10. Arnestad JS, Klevemand PM, Waldum HL (1997) In single doses 18. Zacny J, Zamakhshary M, Skertis I, Veldhuyzen van Zanten S ranitidine effervescent is more effective than lansoprazole in (2005) Systematic review: the efficacy of intermittent and decreasing gastric acidity. Aliment Pharmacol Ther 11:355–358.
on-demand therapy with histamine H2-receptor antagonists or proton pump inhibitors for gastro-oesophageal reflux disease 11. Inamori M, Towaga JI, Iwasaki T et al (2005) Early effects of patients. Aliment Pharmacol Ther 21:1299–1312. doi: lafutidine or rabeprazole on intragastric acididty: which drug is
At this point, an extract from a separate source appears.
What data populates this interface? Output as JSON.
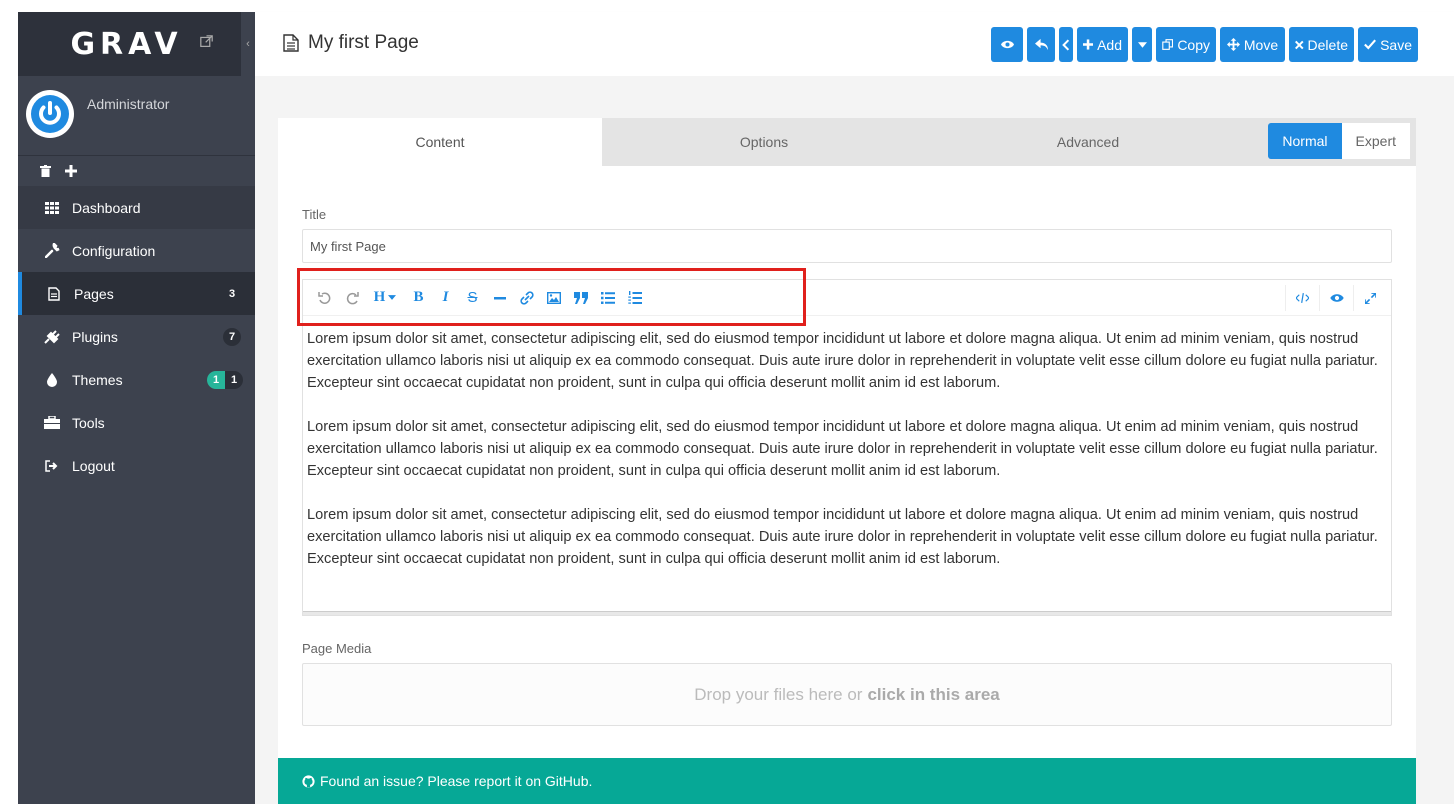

O segmento Citigold passa a se chamar de suporte a clientes, implantamos um Citigold Private Client. A mudança, no núcleo de atendimento diferenciado entanto, não se restringe à marca; ela no CitiPhone Banking e inauguramos também consolida o atendimento espe-cializado e a plataforma diferenciada sempre com uma equipe altamente es-de produtos aos quais os clientes têm pecializada. Nosso

J Musculoskel Neuron Interact 2003; 3(1):71-76 Original Article Bone mineral density in hypoparathyroid women on LT4 suppressive therapy. Effect of calcium and 1,25(OH)2 vitamin D3 treatment F. Hawkins1, F. Escobar-Jiménez2, E. Jfidar1, M.M. Campos2, M.B. L fi pez Alvarez1, G. Mart›nez D›az-Guerra1 1Service of Endocrinology, University Hospital 12 de Octubre, Madrid2Servi

Copyright © 2010 Medicament Inoculation Pdf